- AIM OF THE TASK
Images are to be excluded from the copy, and the records below reproduced word for word.
====== SUPPLIED RECORDS
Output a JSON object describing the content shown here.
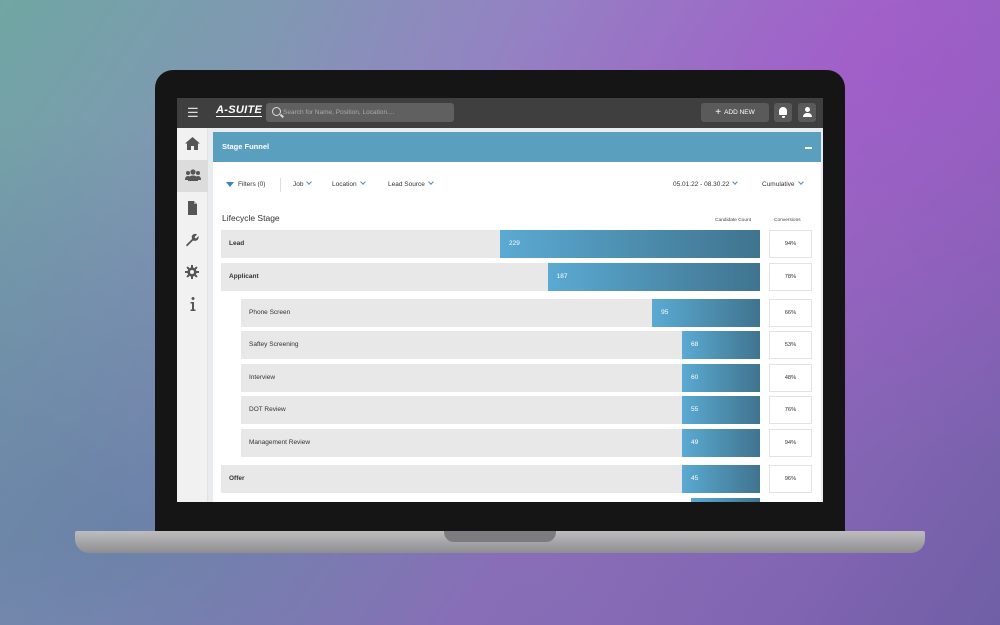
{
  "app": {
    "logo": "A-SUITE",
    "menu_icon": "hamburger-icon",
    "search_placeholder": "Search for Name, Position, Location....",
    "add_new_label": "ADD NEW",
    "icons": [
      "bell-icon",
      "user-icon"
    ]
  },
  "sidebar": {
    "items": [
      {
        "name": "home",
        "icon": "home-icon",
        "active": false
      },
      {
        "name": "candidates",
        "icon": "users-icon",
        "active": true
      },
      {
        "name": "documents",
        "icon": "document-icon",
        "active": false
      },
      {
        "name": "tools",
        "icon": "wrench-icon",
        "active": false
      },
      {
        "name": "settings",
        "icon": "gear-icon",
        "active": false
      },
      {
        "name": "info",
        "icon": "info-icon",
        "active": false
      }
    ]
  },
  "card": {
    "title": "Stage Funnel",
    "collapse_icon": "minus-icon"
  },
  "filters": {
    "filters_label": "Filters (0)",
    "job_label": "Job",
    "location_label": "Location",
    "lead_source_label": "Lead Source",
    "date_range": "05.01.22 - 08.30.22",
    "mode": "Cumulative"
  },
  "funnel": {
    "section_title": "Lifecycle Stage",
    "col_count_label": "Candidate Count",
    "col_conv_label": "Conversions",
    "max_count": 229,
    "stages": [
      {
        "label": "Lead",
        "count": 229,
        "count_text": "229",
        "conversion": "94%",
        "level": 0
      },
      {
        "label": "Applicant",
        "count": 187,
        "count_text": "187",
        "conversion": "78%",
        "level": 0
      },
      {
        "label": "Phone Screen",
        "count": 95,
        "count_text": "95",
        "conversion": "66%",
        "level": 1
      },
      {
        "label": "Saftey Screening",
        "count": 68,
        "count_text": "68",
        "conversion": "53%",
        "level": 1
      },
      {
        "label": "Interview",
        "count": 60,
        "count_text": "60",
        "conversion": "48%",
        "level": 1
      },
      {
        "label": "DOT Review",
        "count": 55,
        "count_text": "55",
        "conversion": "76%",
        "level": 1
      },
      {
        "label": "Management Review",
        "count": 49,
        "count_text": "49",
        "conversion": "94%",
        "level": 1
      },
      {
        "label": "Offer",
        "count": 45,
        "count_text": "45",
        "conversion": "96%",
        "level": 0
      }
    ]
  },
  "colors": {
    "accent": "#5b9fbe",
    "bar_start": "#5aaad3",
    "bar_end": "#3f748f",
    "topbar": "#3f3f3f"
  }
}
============
- TASK RESULT
Output a JSON object describing the content shown here.
{
  "app": {
    "logo": "A-SUITE",
    "menu_icon": "hamburger-icon",
    "search_placeholder": "Search for Name, Position, Location....",
    "add_new_label": "ADD NEW",
    "icons": [
      "bell-icon",
      "user-icon"
    ]
  },
  "sidebar": {
    "items": [
      {
        "name": "home",
        "icon": "home-icon",
        "active": false
      },
      {
        "name": "candidates",
        "icon": "users-icon",
        "active": true
      },
      {
        "name": "documents",
        "icon": "document-icon",
        "active": false
      },
      {
        "name": "tools",
        "icon": "wrench-icon",
        "active": false
      },
      {
        "name": "settings",
        "icon": "gear-icon",
        "active": false
      },
      {
        "name": "info",
        "icon": "info-icon",
        "active": false
      }
    ]
  },
  "card": {
    "title": "Stage Funnel",
    "collapse_icon": "minus-icon"
  },
  "filters": {
    "filters_label": "Filters (0)",
    "job_label": "Job",
    "location_label": "Location",
    "lead_source_label": "Lead Source",
    "date_range": "05.01.22 - 08.30.22",
    "mode": "Cumulative"
  },
  "funnel": {
    "section_title": "Lifecycle Stage",
    "col_count_label": "Candidate Count",
    "col_conv_label": "Conversions",
    "max_count": 229,
    "stages": [
      {
        "label": "Lead",
        "count": 229,
        "count_text": "229",
        "conversion": "94%",
        "level": 0
      },
      {
        "label": "Applicant",
        "count": 187,
        "count_text": "187",
        "conversion": "78%",
        "level": 0
      },
      {
        "label": "Phone Screen",
        "count": 95,
        "count_text": "95",
        "conversion": "66%",
        "level": 1
      },
      {
        "label": "Saftey Screening",
        "count": 68,
        "count_text": "68",
        "conversion": "53%",
        "level": 1
      },
      {
        "label": "Interview",
        "count": 60,
        "count_text": "60",
        "conversion": "48%",
        "level": 1
      },
      {
        "label": "DOT Review",
        "count": 55,
        "count_text": "55",
        "conversion": "76%",
        "level": 1
      },
      {
        "label": "Management Review",
        "count": 49,
        "count_text": "49",
        "conversion": "94%",
        "level": 1
      },
      {
        "label": "Offer",
        "count": 45,
        "count_text": "45",
        "conversion": "96%",
        "level": 0
      }
    ]
  },
  "colors": {
    "accent": "#5b9fbe",
    "bar_start": "#5aaad3",
    "bar_end": "#3f748f",
    "topbar": "#3f3f3f"
  }
}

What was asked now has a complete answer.